As the world evolves, it seems to become more and more difficult to relax. The pace of life, the demands of work, and everything else can challenge our ability to just let go and truly relax. However, the ability to relax is like any other skill. It just requires practice.
As life would have it, though, the more stressful the circumstances, the more distracted you’ll be from executing any relaxation techniques.
Practice this relaxation technique. It can help you relax even when you feel highly stressed:
1. Take slow, deep breaths. Controlling your breathing is an excellent way to control your physiology. When you’re stressed, your breath becomes rapid and shallow. Slow, deep breaths oxygenate your blood, remove carbon dioxide, and change the pH of your blood.

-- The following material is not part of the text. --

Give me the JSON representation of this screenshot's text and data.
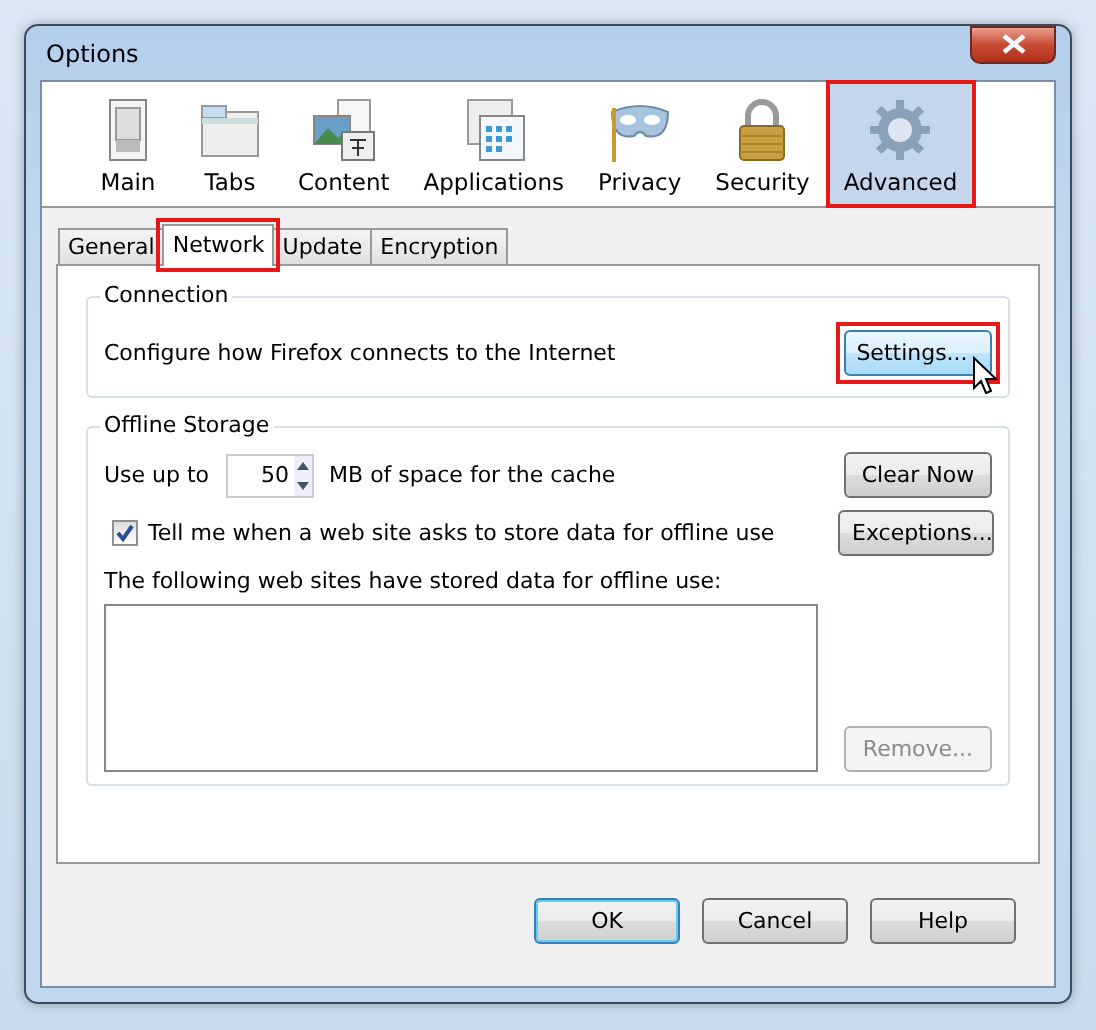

2. Focus on your breathing. Your attention should be on your breathing, not on whatever is causing your stress. Feel the air moving in and out of your body. Any thoughts you have should be about your breathing.
3. Smile. The mere act of smiling has been shown to improve one’s mood. It also makes you more attractive to others.
4. Either close your eyes or focus your vision on a fixed spot. Moving your eyes around increases stress. It’s also sending more sensory information to your brain that needs to be processed, which is distracting.
- If you’re in a situation that permits closing your eyes, close them. If you’re sitting at a conference table at work, pick a reasonable spot free of movement and gaze there.
5. Sit up straight and rotate your head and your shoulders. Stretch out your shoulders and your neck.
6. Relax your body. Start at one end of your body and focus on relaxing each muscle. Continue until you’ve relaxed every muscle in your body. Now assess your body for any tension. Go back to those spots and relax them again.
7. Go back to focusing on your breathing. Again, your thoughts should only be about breathing. Take control of those thoughts. Thinking about stressful things causes stress!
8. Repeat to yourself, “I am relaxed.” Each time you exhale, repeat the phrase. Continue until you’re completely relaxed.
9. Go back to your previous activity. Focus on your breathing and the activity itself. Avoid thinking about the future or possible negative outcomes. Just perform the task. If you’re sitting on a bus, you should only be thinking about the bus. Breathe and act.
It’s important to use the technique as soon as you start to feel stressed. It is far more challenging to relax when you’re highly stressed than when you’re just mildly stressed. Practice noticing when you’re beginning to feel stressed and then apply the technique immediately.
Perfect your technique in lower stress situations first. Then you can move on to higher stress situations and expect success. It’s no different than learning to play piano. At first, you might be able to play when you’re all alone, but it’s far more difficult to play while 100 people are watching and listening.
Over time, you’ll notice that your ability to relax is almost a reflex. If you use the technique every time you’re stressed, your mind and body will start to do it automatically. This isn’t as far-fetched as it might sound. You already have a habit pattern in place for handling stressful situations. But the one you have probably isn’t working for you.
Try these steps for an entire month. That should be long enough to develop a relaxation habit that will serve you well for the rest of your life.